═════ Records ═════

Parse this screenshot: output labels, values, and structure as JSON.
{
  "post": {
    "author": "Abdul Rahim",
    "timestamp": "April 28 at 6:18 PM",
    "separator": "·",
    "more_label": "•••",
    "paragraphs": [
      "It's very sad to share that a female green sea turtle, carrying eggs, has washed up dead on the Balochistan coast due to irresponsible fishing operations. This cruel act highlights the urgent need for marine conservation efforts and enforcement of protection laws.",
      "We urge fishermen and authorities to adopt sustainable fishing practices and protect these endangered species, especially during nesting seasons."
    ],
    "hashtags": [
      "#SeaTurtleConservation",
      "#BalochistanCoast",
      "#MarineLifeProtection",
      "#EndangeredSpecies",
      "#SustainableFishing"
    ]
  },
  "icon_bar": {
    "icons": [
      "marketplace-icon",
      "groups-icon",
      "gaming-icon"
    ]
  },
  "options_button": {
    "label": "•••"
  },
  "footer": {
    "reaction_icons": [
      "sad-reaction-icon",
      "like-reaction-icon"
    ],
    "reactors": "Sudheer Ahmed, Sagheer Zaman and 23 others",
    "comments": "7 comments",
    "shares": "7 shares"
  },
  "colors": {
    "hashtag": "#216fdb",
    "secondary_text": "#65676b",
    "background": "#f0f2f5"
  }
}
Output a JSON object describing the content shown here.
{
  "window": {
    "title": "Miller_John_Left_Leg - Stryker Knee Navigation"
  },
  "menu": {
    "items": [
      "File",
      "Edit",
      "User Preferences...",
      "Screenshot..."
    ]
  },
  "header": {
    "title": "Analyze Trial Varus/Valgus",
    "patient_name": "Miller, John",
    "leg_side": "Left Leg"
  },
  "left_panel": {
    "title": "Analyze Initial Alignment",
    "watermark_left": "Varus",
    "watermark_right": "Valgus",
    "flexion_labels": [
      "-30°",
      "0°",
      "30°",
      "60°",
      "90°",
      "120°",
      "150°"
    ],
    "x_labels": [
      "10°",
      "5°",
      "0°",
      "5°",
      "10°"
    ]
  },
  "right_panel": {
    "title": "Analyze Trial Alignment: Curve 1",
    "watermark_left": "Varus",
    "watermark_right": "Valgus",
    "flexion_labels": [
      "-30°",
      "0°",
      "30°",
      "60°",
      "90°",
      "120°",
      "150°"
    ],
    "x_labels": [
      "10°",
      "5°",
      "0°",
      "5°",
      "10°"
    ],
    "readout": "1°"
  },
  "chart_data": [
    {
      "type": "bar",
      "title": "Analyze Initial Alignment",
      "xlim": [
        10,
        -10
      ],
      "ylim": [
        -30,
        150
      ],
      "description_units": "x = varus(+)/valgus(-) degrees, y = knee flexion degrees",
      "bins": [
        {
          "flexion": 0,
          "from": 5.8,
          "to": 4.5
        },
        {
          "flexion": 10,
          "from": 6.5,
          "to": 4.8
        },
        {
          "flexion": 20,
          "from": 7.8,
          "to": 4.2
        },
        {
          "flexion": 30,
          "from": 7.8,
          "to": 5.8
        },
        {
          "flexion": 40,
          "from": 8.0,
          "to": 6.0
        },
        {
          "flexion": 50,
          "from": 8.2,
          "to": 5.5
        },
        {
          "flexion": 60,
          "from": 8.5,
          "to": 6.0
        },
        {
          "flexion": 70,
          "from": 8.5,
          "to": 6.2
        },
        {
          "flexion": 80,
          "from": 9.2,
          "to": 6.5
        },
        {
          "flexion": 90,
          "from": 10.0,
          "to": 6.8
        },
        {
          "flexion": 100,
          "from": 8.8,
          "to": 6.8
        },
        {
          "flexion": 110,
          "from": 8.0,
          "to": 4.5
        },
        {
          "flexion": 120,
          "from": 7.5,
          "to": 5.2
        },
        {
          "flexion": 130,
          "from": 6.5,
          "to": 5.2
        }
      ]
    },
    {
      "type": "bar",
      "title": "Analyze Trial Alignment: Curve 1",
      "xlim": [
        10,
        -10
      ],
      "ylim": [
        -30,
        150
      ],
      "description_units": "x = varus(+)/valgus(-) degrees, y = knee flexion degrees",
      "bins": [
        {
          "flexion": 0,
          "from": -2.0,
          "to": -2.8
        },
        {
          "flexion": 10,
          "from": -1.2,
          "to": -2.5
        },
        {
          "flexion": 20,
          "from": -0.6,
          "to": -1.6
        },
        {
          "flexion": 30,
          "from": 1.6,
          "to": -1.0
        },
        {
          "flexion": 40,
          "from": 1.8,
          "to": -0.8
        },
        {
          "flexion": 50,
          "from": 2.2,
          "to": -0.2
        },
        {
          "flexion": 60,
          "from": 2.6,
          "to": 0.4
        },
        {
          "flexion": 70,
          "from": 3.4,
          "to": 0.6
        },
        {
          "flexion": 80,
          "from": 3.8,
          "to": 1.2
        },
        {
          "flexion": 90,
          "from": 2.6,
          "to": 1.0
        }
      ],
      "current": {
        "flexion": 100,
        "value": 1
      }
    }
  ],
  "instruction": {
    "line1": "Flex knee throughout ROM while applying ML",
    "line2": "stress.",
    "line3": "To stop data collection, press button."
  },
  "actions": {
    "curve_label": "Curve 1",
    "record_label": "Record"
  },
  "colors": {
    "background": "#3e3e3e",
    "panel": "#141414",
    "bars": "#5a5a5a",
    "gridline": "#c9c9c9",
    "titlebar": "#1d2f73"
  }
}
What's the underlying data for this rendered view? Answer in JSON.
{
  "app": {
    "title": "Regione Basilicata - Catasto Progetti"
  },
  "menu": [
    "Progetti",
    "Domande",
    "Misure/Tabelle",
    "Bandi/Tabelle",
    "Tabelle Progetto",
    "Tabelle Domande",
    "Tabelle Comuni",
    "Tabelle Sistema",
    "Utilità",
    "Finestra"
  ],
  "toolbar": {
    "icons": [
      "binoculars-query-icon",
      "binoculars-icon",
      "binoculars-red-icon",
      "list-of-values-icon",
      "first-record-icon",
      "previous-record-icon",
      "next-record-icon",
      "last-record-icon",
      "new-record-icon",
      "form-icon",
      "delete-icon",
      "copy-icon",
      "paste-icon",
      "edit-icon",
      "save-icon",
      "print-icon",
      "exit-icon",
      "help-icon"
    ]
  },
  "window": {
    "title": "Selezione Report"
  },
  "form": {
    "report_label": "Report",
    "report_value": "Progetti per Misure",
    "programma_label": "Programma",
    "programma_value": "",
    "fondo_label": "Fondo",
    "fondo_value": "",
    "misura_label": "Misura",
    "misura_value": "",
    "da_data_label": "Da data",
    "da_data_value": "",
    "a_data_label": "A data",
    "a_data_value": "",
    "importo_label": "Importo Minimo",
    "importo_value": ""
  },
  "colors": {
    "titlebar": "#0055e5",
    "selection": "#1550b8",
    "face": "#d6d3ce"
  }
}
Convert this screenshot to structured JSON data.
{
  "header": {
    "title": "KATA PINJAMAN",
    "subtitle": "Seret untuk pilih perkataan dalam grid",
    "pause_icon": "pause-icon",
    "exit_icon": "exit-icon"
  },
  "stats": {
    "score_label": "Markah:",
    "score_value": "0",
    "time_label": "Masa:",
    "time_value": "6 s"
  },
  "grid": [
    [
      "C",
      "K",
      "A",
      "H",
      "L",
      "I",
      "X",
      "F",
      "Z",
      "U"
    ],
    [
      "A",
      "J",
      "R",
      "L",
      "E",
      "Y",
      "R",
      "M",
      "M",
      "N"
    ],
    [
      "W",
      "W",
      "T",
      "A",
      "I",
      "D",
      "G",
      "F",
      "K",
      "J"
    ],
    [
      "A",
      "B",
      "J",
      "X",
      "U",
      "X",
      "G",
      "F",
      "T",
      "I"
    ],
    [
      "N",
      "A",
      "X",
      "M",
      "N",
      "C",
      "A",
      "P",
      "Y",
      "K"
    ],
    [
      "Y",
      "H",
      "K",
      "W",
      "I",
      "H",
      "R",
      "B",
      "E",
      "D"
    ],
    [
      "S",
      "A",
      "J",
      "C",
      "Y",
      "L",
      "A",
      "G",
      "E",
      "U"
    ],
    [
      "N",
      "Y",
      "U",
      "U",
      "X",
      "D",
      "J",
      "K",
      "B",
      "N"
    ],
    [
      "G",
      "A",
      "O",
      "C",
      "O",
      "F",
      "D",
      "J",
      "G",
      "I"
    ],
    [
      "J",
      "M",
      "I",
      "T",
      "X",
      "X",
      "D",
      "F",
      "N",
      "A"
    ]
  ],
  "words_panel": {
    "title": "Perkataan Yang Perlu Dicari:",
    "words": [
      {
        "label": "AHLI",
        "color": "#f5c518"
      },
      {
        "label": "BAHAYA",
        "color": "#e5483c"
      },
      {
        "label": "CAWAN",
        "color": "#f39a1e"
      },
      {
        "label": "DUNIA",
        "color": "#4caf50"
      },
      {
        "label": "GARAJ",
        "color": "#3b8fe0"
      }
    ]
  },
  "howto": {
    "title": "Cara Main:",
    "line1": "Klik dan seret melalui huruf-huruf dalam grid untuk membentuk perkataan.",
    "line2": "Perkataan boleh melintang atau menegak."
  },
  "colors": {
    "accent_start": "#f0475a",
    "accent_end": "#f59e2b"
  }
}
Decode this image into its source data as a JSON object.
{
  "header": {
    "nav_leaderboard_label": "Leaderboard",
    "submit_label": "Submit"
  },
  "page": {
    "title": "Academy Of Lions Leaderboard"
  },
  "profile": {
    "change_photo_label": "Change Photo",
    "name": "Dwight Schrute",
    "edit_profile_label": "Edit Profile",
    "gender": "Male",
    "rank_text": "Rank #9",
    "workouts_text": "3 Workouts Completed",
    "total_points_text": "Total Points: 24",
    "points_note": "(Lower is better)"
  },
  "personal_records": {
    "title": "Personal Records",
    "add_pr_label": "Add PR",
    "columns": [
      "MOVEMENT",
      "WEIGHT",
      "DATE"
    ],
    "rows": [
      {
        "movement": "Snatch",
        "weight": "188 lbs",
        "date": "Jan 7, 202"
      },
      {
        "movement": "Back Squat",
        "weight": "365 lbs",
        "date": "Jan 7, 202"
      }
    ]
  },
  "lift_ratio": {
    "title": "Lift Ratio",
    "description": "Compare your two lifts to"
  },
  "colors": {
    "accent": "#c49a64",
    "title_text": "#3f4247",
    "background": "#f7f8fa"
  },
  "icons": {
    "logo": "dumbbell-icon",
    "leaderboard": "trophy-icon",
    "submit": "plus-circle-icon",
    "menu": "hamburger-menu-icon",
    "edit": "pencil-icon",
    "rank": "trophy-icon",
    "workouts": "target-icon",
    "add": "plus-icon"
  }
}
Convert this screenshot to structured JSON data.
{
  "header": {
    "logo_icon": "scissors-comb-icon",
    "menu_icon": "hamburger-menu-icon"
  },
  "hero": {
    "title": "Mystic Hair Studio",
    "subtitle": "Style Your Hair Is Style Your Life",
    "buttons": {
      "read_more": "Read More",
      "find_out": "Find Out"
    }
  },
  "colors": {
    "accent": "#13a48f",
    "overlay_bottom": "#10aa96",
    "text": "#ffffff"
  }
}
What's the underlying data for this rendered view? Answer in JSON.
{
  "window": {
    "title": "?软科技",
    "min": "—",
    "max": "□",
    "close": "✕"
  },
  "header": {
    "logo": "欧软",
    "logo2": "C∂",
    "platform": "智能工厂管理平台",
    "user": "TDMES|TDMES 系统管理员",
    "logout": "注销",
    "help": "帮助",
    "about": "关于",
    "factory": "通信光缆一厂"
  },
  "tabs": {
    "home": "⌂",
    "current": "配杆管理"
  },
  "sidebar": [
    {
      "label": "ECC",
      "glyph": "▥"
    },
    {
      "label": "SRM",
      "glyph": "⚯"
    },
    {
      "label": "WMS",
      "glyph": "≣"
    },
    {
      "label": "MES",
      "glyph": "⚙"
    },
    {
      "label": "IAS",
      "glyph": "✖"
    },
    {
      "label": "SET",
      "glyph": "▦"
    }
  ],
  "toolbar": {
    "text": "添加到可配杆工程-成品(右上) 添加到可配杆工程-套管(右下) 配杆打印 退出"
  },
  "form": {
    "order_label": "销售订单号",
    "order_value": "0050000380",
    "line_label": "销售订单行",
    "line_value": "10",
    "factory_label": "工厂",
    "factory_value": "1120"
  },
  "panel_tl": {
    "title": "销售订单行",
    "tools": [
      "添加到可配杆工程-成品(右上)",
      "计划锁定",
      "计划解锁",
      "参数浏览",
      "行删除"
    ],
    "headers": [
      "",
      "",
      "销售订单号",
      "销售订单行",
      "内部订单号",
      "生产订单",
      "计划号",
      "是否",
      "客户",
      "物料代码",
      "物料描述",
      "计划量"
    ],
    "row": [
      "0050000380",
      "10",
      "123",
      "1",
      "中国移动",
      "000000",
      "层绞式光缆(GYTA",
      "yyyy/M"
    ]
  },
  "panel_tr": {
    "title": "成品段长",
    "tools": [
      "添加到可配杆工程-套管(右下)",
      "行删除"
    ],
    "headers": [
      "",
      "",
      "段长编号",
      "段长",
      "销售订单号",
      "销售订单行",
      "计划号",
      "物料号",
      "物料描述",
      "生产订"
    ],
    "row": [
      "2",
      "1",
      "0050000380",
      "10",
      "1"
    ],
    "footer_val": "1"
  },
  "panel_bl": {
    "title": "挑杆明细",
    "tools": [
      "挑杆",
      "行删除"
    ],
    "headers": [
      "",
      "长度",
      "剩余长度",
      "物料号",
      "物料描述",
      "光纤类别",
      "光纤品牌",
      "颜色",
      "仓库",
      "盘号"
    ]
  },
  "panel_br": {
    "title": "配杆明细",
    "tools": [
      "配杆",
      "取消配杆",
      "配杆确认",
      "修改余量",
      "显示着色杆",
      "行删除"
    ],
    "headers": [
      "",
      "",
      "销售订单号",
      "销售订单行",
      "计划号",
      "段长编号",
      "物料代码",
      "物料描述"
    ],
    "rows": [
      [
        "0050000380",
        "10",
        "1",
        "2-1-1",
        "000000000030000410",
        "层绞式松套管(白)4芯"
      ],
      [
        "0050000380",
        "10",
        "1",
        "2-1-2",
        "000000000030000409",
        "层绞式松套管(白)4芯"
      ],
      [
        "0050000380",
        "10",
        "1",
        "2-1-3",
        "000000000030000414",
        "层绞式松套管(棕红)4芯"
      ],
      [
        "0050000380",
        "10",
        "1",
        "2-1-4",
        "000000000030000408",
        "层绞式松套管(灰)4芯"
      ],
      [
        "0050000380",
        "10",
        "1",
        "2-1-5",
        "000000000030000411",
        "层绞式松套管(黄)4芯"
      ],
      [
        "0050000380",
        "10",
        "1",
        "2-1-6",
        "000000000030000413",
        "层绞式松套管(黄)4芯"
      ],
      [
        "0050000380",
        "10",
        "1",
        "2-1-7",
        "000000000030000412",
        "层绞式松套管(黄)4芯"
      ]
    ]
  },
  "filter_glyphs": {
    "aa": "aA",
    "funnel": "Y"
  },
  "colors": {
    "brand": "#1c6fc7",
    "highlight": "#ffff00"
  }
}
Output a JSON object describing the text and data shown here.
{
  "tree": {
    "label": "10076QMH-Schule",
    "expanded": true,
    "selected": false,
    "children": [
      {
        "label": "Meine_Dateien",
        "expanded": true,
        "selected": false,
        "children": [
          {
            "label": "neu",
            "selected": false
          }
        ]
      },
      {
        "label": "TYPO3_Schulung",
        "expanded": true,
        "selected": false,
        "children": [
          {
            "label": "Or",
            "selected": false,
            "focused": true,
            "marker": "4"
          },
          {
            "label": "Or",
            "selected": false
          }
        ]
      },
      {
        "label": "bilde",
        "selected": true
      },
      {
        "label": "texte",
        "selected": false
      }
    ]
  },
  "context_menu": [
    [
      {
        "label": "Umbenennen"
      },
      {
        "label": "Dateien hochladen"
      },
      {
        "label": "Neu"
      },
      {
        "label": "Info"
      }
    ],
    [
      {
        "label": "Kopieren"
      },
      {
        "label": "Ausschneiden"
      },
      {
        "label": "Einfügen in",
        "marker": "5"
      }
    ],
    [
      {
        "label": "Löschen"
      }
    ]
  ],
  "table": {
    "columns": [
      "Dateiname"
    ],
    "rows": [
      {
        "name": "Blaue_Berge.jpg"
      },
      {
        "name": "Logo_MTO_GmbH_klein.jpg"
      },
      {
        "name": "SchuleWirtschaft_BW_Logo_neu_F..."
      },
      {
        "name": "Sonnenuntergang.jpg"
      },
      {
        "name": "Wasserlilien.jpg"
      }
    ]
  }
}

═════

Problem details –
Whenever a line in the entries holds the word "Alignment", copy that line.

Solution for this task –
    "title": "Analyze Initial Alignment",
    "title": "Analyze Trial Alignment: Curve 1",
      "title": "Analyze Initial Alignment",
      "title": "Analyze Trial Alignment: Curve 1",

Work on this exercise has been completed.